*** Material to process ***

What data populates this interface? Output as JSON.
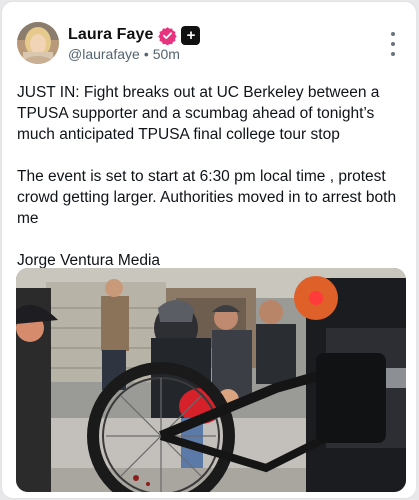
{
  "author": {
    "display_name": "Laura Faye",
    "handle": "@laurafaye",
    "separator": "•",
    "timestamp": "50m",
    "verified_icon": "verified-badge-icon",
    "plus_icon": "plus-badge-icon",
    "accent_color": "#e8337f"
  },
  "post": {
    "paragraphs": [
      "JUST IN: Fight breaks out at UC Berkeley between a TPUSA supporter and a scumbag ahead of tonight’s much anticipated TPUSA final college tour stop",
      "The event is set to start at 6:30 pm local time , protest crowd getting larger. Authorities moved in to arrest both me",
      "Jorge Ventura Media"
    ]
  },
  "media": {
    "icon": "photo-media",
    "description_visible": false
  },
  "menu": {
    "icon": "more-options-icon"
  }
}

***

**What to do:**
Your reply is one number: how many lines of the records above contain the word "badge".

**Solution to the problem:**
2